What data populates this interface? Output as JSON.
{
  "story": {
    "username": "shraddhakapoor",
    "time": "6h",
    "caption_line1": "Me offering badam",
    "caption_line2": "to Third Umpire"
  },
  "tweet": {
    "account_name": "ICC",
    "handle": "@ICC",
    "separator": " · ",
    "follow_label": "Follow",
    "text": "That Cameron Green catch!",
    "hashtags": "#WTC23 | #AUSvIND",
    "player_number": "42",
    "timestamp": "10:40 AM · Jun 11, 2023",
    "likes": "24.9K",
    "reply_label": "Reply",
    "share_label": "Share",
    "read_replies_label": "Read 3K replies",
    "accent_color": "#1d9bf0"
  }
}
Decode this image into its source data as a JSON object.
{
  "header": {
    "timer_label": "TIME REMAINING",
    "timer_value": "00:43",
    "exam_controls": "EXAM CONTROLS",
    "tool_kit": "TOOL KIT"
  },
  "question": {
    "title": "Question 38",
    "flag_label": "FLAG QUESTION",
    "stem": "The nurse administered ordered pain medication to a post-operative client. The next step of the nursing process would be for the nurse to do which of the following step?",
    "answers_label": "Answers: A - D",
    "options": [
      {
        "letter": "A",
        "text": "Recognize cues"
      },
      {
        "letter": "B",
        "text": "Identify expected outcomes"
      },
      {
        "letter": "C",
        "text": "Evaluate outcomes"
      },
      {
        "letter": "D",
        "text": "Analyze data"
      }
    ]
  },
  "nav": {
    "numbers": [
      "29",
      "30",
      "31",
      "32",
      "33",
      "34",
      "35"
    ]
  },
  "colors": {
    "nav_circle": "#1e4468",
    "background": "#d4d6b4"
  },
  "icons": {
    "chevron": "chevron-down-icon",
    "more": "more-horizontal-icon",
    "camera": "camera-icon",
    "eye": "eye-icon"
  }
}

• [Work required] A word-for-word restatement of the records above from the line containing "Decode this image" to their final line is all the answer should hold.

• [Completed exercise]
Decode this image into its source data as a JSON object.
{
  "header": {
    "timer_label": "TIME REMAINING",
    "timer_value": "00:43",
    "exam_controls": "EXAM CONTROLS",
    "tool_kit": "TOOL KIT"
  },
  "question": {
    "title": "Question 38",
    "flag_label": "FLAG QUESTION",
    "stem": "The nurse administered ordered pain medication to a post-operative client. The next step of the nursing process would be for the nurse to do which of the following step?",
    "answers_label": "Answers: A - D",
    "options": [
      {
        "letter": "A",
        "text": "Recognize cues"
      },
      {
        "letter": "B",
        "text": "Identify expected outcomes"
      },
      {
        "letter": "C",
        "text": "Evaluate outcomes"
      },
      {
        "letter": "D",
        "text": "Analyze data"
      }
    ]
  },
  "nav": {
    "numbers": [
      "29",
      "30",
      "31",
      "32",
      "33",
      "34",
      "35"
    ]
  },
  "colors": {
    "nav_circle": "#1e4468",
    "background": "#d4d6b4"
  },
  "icons": {
    "chevron": "chevron-down-icon",
    "more": "more-horizontal-icon",
    "camera": "camera-icon",
    "eye": "eye-icon"
  }
}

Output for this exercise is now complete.